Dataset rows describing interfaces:
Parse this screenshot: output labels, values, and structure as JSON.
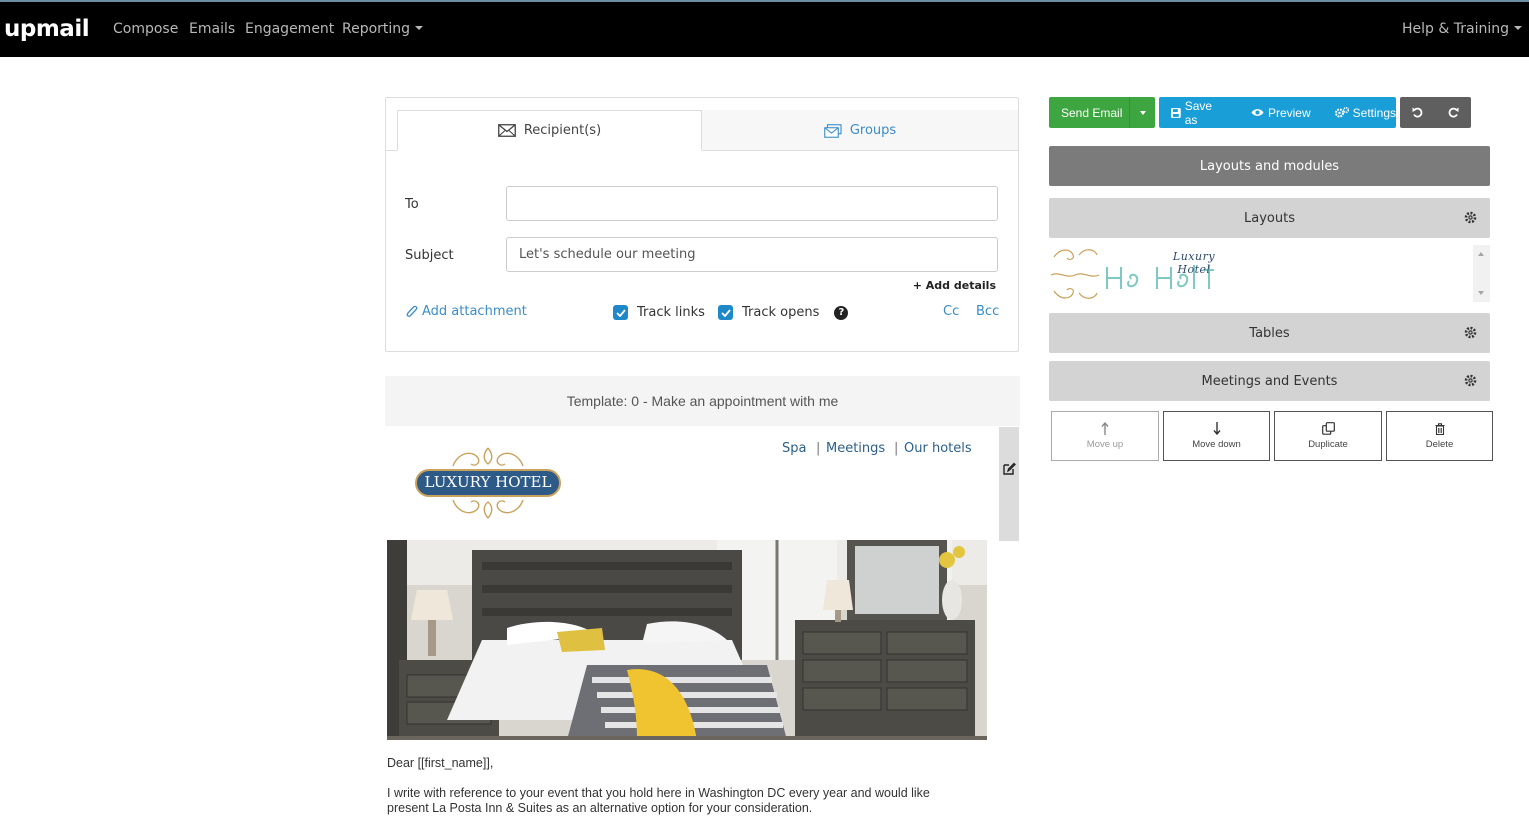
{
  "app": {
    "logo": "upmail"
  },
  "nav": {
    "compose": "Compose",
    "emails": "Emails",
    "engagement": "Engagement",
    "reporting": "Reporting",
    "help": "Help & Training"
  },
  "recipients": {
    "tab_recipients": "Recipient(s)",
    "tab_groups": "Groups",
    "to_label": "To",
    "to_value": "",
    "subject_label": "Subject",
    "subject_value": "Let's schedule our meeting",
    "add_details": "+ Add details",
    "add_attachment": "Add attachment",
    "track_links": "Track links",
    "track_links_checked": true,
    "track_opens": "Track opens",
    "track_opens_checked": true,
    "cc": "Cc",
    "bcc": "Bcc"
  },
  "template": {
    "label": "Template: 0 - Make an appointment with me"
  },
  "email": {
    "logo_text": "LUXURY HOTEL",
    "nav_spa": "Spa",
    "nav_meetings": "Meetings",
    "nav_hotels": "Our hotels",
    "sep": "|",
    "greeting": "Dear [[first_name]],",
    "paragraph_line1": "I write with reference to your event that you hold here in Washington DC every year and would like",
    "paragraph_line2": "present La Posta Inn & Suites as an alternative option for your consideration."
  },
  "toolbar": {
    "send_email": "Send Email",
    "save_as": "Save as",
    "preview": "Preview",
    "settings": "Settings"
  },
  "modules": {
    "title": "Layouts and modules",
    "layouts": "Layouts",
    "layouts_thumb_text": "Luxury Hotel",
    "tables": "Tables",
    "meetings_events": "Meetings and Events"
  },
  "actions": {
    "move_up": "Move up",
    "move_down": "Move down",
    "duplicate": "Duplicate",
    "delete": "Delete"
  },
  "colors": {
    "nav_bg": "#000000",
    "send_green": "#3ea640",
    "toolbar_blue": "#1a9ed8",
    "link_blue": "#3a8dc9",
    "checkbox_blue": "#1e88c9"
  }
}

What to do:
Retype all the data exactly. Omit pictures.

Solved exercise:
Parse this screenshot: output labels, values, and structure as JSON.
{
  "app": {
    "logo": "upmail"
  },
  "nav": {
    "compose": "Compose",
    "emails": "Emails",
    "engagement": "Engagement",
    "reporting": "Reporting",
    "help": "Help & Training"
  },
  "recipients": {
    "tab_recipients": "Recipient(s)",
    "tab_groups": "Groups",
    "to_label": "To",
    "to_value": "",
    "subject_label": "Subject",
    "subject_value": "Let's schedule our meeting",
    "add_details": "+ Add details",
    "add_attachment": "Add attachment",
    "track_links": "Track links",
    "track_links_checked": true,
    "track_opens": "Track opens",
    "track_opens_checked": true,
    "cc": "Cc",
    "bcc": "Bcc"
  },
  "template": {
    "label": "Template: 0 - Make an appointment with me"
  },
  "email": {
    "logo_text": "LUXURY HOTEL",
    "nav_spa": "Spa",
    "nav_meetings": "Meetings",
    "nav_hotels": "Our hotels",
    "sep": "|",
    "greeting": "Dear [[first_name]],",
    "paragraph_line1": "I write with reference to your event that you hold here in Washington DC every year and would like",
    "paragraph_line2": "present La Posta Inn & Suites as an alternative option for your consideration."
  },
  "toolbar": {
    "send_email": "Send Email",
    "save_as": "Save as",
    "preview": "Preview",
    "settings": "Settings"
  },
  "modules": {
    "title": "Layouts and modules",
    "layouts": "Layouts",
    "layouts_thumb_text": "Luxury Hotel",
    "tables": "Tables",
    "meetings_events": "Meetings and Events"
  },
  "actions": {
    "move_up": "Move up",
    "move_down": "Move down",
    "duplicate": "Duplicate",
    "delete": "Delete"
  },
  "colors": {
    "nav_bg": "#000000",
    "send_green": "#3ea640",
    "toolbar_blue": "#1a9ed8",
    "link_blue": "#3a8dc9",
    "checkbox_blue": "#1e88c9"
  }
}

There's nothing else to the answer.